He also wrote the clerk in an email, “We have a process map that we’ve worked out with Milwaukee for their process. We can also adapt the letter we’re sending out with rejected absentee ballots along with a call script alerting voters (We can also get people to make the calls, too, so you don’t need to worry about it.).”
The City of Green Bay defended its elections process in a lengthy letter posted to Facebook. You can read it here.
It says, in part, that Green Bay “conducted the election in accordance with state and federal laws, with our legal department vetting the decisions being made…the election was administered exclusively by city staff. As part of the $1.6 million election grant award, the City received technical assistance from experts in elections, security, public relations and analysis. They provided additional input and insight, but never had access to ballots, computers, storage, equipment or the like… No ballots were ever in the care of custody of these consultants.”
Wisconsin state senator Roger Roth (R-Appleton) called on Green Bay Mayor Genrich to resign, writing on Twitter, “@MayorGenrich ceded his responsibility to safeguard the integrity of our elections to an outside, partisan organization and I am calling on him to resign from office immediately.”
Sen. Alberta Darling also called for an investigation, writing, “Local political leaders took outside money and let partisan operatives take control of the election process in Green Bay.” Darling’s press release outlined the following claims:
A Democratic operative had access to absentee ballots and given keys to the central count area before November 3rd.
Outside operatives sought to assist in correcting absentee ballots returned to the city clerk’s office in Green Bay.
Outside Operatives may have assisted Milwaukee with rejected absentee ballots.
The Clerk’s office made local political leaders aware of the frustrations and possible violations but was largely ignored.
Despite these complaints from the Green Bay clerk, the outside operators were given more control over the election.
Brown County’s clerk said Green Bay went “rogue.”
However, Assembly member Kristina Shelton (D-Green Bay) defended the city’s handling of the election, writing in part, “The administration of the November Election by the City of Green Bay was seamless.
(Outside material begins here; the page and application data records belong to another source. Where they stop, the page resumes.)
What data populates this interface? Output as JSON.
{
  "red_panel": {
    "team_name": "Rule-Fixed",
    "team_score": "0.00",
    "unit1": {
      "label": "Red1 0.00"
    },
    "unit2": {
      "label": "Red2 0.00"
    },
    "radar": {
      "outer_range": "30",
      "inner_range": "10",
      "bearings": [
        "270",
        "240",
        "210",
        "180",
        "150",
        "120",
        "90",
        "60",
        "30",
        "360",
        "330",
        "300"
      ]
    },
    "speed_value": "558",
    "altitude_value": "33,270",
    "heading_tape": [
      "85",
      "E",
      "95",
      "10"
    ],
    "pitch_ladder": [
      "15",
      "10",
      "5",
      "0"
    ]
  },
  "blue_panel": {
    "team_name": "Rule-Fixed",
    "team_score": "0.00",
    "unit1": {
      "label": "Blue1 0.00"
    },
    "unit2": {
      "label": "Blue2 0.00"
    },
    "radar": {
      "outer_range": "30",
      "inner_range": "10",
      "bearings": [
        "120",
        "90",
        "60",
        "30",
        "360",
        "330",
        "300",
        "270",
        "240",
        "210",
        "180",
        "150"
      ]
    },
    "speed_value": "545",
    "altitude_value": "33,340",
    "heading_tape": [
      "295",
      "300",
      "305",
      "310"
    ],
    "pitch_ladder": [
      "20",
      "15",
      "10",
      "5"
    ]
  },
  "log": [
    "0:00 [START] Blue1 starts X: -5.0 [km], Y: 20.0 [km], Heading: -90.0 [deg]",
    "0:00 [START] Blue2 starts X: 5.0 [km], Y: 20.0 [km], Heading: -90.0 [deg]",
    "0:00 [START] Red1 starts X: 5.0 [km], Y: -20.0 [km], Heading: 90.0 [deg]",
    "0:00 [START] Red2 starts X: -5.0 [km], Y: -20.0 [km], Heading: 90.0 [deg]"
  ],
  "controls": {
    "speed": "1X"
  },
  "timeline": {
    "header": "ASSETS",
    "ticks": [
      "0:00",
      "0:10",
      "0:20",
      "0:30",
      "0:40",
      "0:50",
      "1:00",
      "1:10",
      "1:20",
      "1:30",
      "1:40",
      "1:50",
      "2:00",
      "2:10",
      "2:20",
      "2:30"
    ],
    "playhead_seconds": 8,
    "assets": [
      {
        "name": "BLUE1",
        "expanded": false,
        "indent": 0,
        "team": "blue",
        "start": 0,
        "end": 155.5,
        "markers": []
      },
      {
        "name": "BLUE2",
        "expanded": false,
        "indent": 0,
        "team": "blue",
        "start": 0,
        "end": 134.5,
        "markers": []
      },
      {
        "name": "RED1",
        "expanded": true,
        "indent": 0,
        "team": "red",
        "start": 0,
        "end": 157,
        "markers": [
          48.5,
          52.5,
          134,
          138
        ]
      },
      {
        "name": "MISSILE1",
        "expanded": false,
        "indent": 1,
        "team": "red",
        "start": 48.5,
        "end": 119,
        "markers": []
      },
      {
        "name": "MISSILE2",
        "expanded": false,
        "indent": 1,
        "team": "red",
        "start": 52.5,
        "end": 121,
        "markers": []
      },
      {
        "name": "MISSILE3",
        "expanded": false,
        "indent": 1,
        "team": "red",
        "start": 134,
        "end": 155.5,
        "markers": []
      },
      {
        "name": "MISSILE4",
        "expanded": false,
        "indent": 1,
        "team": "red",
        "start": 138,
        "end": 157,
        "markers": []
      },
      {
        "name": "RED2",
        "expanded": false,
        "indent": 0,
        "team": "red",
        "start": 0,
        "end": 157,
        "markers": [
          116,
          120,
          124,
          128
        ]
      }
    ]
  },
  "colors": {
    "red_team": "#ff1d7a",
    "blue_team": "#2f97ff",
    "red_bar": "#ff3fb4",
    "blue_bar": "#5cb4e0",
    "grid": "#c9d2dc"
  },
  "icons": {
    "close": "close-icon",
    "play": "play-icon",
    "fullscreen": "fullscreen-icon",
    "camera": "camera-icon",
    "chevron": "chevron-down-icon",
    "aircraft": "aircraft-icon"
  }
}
Election officials, including the Mayor and his staff, should be commended by legislators for their commitment to democracy.”
This is what else we reported in November:
Both Rubenstein, who is from New York, and Rivera-Wagner have expressed strong Democratic partisanship and anti-Trump positions. Rubenstein once wrote about fighting back against the president’s “dangerous” plans. Rivera-Wagner is a Joe Biden delegate to the Democratic National Convention who once organized a resist Trump rally and refers to the “Trump trickle down of hate” and uses a #ResistTrump hashtag on social media.